What other projects are you working on?
With the onset of COVID-19 and this global shutdown I’m working on a whole lot of nothing at the moment. And I’m ok with that. I think there are a lot of benefits for the planet in the whole human race being put on time out in a way. I am finishing my directorial debut, a short film entitled “Ash,” and I’m able to work on that from home during shutdown. I’m also developing other ideas for future projects.
With the world at a standstill due to the pandemic COVID-19, as a teacher of meditation and mindfulness, what tips would you give to our deals to cope?
I would say don’t be afraid to rest. We forgot how to rest! To just be present with ourselves. We think we have to learn a language and an instrument and write a novel in our down time, and if that feels natural to you then fantastic, but if it doesn’t, it’s ok! This is a time to realize that our productivity is not the measure of our value.
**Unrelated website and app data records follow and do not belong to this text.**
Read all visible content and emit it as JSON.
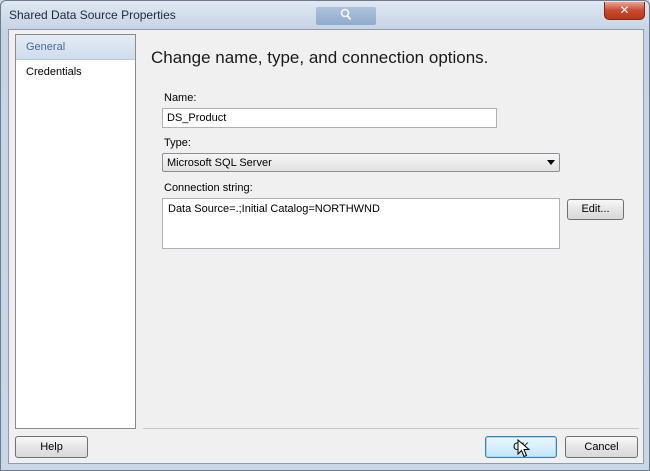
{
  "window": {
    "title": "Shared Data Source Properties",
    "close_glyph": "✕"
  },
  "nav": {
    "items": [
      {
        "label": "General",
        "selected": true
      },
      {
        "label": "Credentials",
        "selected": false
      }
    ]
  },
  "main": {
    "heading": "Change name, type, and connection options.",
    "name_label": "Name:",
    "name_value": "DS_Product",
    "type_label": "Type:",
    "type_value": "Microsoft SQL Server",
    "connection_label": "Connection string:",
    "connection_value": "Data Source=.;Initial Catalog=NORTHWND",
    "edit_label": "Edit..."
  },
  "footer": {
    "help_label": "Help",
    "ok_label": "OK",
    "cancel_label": "Cancel"
  },
  "colors": {
    "accent": "#3c7fb1",
    "selected_nav_text": "#4a6a92",
    "close_button": "#c74a2f"
  }
}
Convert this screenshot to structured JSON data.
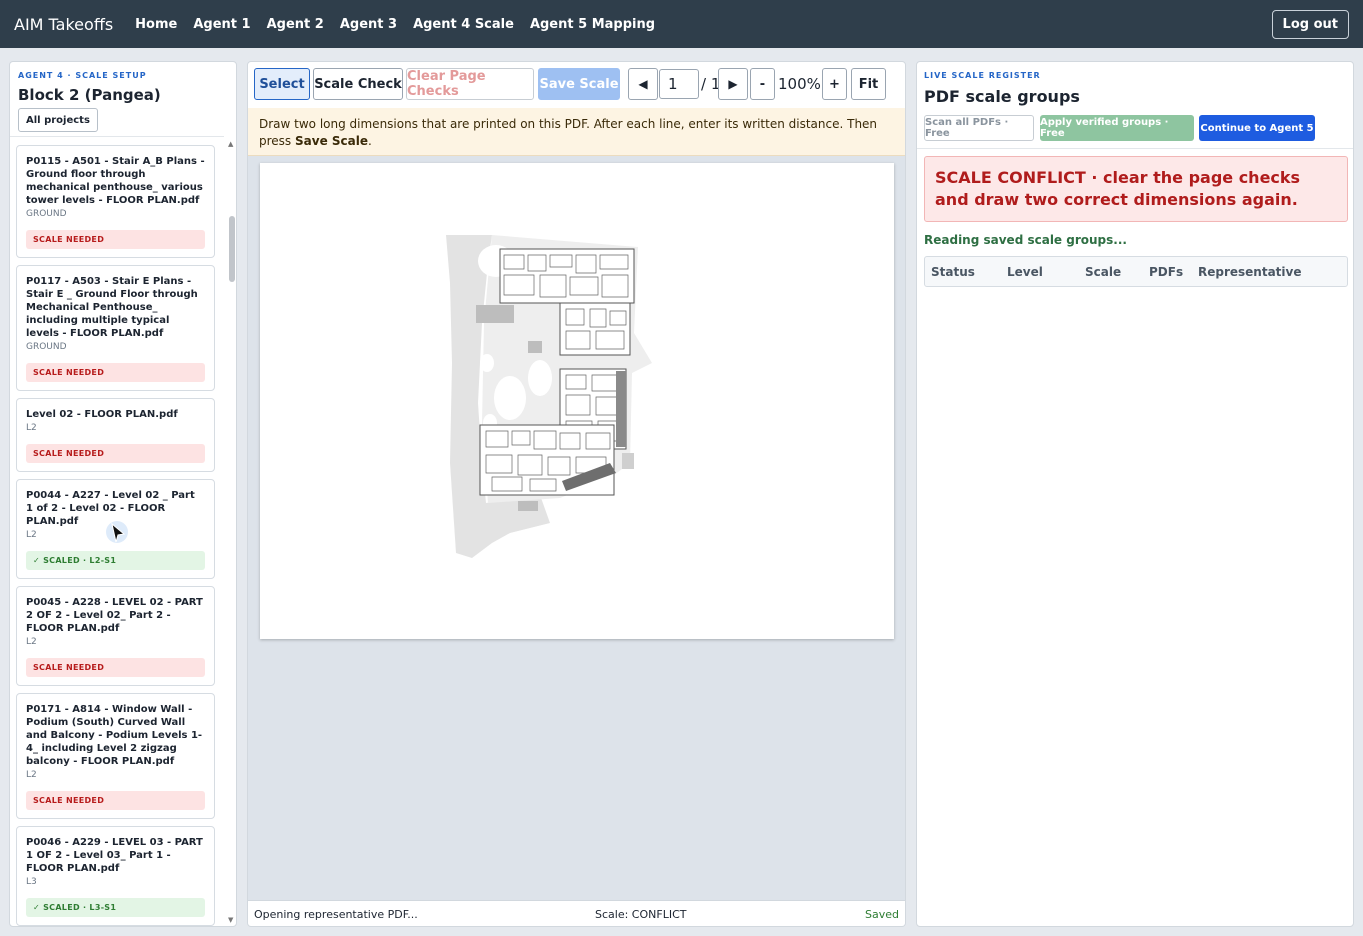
{
  "nav": {
    "brand": "AIM Takeoffs",
    "links": [
      "Home",
      "Agent 1",
      "Agent 2",
      "Agent 3",
      "Agent 4 Scale",
      "Agent 5 Mapping"
    ],
    "logout": "Log out"
  },
  "left": {
    "eyebrow": "AGENT 4 · SCALE SETUP",
    "title": "Block 2 (Pangea)",
    "all_projects": "All projects",
    "cards": [
      {
        "title": "P0115 - A501 - Stair A_B Plans - Ground floor through mechanical penthouse_ various tower levels - FLOOR PLAN.pdf",
        "level": "GROUND",
        "badge": "SCALE NEEDED",
        "status": "needed"
      },
      {
        "title": "P0117 - A503 - Stair E Plans - Stair E _ Ground Floor through Mechanical Penthouse_ including multiple typical levels - FLOOR PLAN.pdf",
        "level": "GROUND",
        "badge": "SCALE NEEDED",
        "status": "needed"
      },
      {
        "title": "Level 02 - FLOOR PLAN.pdf",
        "level": "L2",
        "badge": "SCALE NEEDED",
        "status": "needed"
      },
      {
        "title": "P0044 - A227 - Level 02 _ Part 1 of 2 - Level 02 - FLOOR PLAN.pdf",
        "level": "L2",
        "badge": "✓ SCALED · L2-S1",
        "status": "scaled"
      },
      {
        "title": "P0045 - A228 - LEVEL 02 - PART 2 OF 2 - Level 02_ Part 2 - FLOOR PLAN.pdf",
        "level": "L2",
        "badge": "SCALE NEEDED",
        "status": "needed"
      },
      {
        "title": "P0171 - A814 - Window Wall - Podium (South) Curved Wall and Balcony - Podium Levels 1-4_ including Level 2 zigzag balcony - FLOOR PLAN.pdf",
        "level": "L2",
        "badge": "SCALE NEEDED",
        "status": "needed"
      },
      {
        "title": "P0046 - A229 - LEVEL 03 - PART 1 OF 2 - Level 03_ Part 1 - FLOOR PLAN.pdf",
        "level": "L3",
        "badge": "✓ SCALED · L3-S1",
        "status": "scaled"
      }
    ]
  },
  "toolbar": {
    "select": "Select",
    "scale_check": "Scale Check",
    "clear": "Clear Page Checks",
    "save": "Save Scale",
    "prev": "◀",
    "page": "1",
    "total": "/ 1",
    "next": "▶",
    "zoom_out": "-",
    "zoom": "100%",
    "zoom_in": "+",
    "fit": "Fit"
  },
  "notice": {
    "text": "Draw two long dimensions that are printed on this PDF. After each line, enter its written distance. Then press ",
    "bold": "Save Scale",
    "end": "."
  },
  "status": {
    "left": "Opening representative PDF...",
    "mid": "Scale: CONFLICT",
    "right": "Saved"
  },
  "right": {
    "eyebrow": "LIVE SCALE REGISTER",
    "title": "PDF scale groups",
    "scan": "Scan all PDFs · Free",
    "apply": "Apply verified groups · Free",
    "continue": "Continue to Agent 5",
    "conflict": "SCALE CONFLICT · clear the page checks and draw two correct dimensions again.",
    "reading": "Reading saved scale groups...",
    "columns": [
      "Status",
      "Level",
      "Scale",
      "PDFs",
      "Representative"
    ]
  }
}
A time to explore simply being and knowing that that’s enough. To practice having a whole lot more self compassion than we ever had before. It’s a global paradigm shift from our old individualistic systems to this realization that we can actually move forward while taking care of each other.
What mechanisms have you used to keep your mental health in check?
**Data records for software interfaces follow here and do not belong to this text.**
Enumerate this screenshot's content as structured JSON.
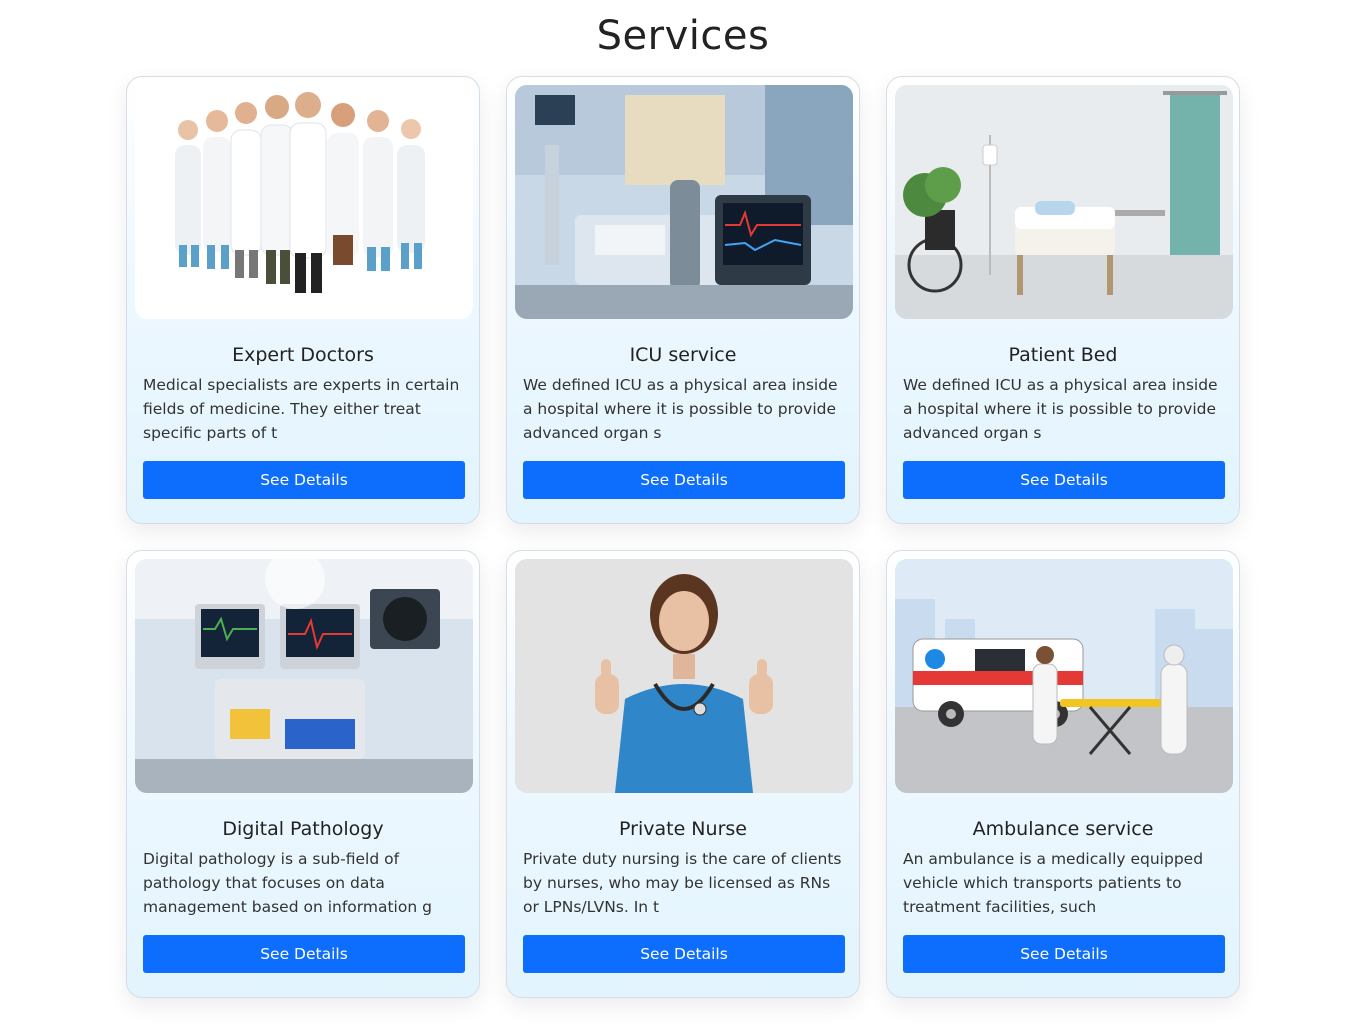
{
  "page": {
    "title": "Services"
  },
  "services": [
    {
      "title": "Expert Doctors",
      "description": "Medical specialists are experts in certain fields of medicine. They either treat specific parts of t",
      "button_label": "See Details"
    },
    {
      "title": "ICU service",
      "description": "We defined ICU as a physical area inside a hospital where it is possible to provide advanced organ s",
      "button_label": "See Details"
    },
    {
      "title": "Patient Bed",
      "description": "We defined ICU as a physical area inside a hospital where it is possible to provide advanced organ s",
      "button_label": "See Details"
    },
    {
      "title": "Digital Pathology",
      "description": "Digital pathology is a sub-field of pathology that focuses on data management based on information g",
      "button_label": "See Details"
    },
    {
      "title": "Private Nurse",
      "description": "Private duty nursing is the care of clients by nurses, who may be licensed as RNs or LPNs/LVNs. In t",
      "button_label": "See Details"
    },
    {
      "title": "Ambulance service",
      "description": "An ambulance is a medically equipped vehicle which transports patients to treatment facilities, such",
      "button_label": "See Details"
    }
  ],
  "colors": {
    "button": "#0d6efd",
    "card_tint": "#e2f4fd",
    "title_text": "#222222"
  }
}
Meditation is big for me. It absolutely changed my life. Mindfulness in particular has been a vehicle for lasting change because it’s so simple and accessible all the time. It’s helpful to practice even in small spurts, like 5 minutes here and there throughout the day. Also, I surrender a lot – I give up my life, my will, my fears to something larger than me and I accept that I can’t rely on myself alone. That surrender has a certain magic in it. I check in with family and friends constantly and have been lucky enough to surround myself with people who share their vulnerabilities with me and vice versa; it’s so important to remember that even in your deepest fears or shame, you are so so so not alone.
It’s important to you to partake in assisting undocumented families with access to basic human rights. Why is it as important it is, especially during such times, to have such initiatives?
Yes, my mother and I are in early talks to develop an organization that will help provide assistance to undocumented immigrants, many of whom live in poverty, with their children but because of their immigration status do not have access to the government assistance programs that they would if they were citizens. Before she retired last year, my mother worked directly with families like this for almost 30 years, so it’s very real for us, not just a concept. It’s important because it makes people’s lives better. I mean, why else are we here?
At the same time, you are also passionate about climate change. What has been your view in all of this? What should be done?
Yes, I am extremely passionate about protecting our planet and its environment. I believe a lot can be done when we take the threat seriously and that we can actually reverse the majority of the desecration that has occurred if we work together and act now. We must demand that our elected officials respect and honor science and let scientists lead the way in this fight while giving them the support that they need. We also can’t let the grimness of the data scare us so much that we sink into a place of paralysis or overwhelm. Something CAN be done and MUST be done and we have to do it. NOW.
What do you do for fun? Any hobbies?
I love to cook and share my creations on my IG. I love going for walks in the evening and watching the sun set. I’m a big fan of a living room interpretive dance performance. Oh and I’m obsessed with going to the movies and getting a big bucket of buttered popcorn.
Thank you for joining us, any final words for our audience?
Thank you so much for having me! I’ve really enjoyed your questions. To your audience I want to say HI! Come connect with me on Instagram!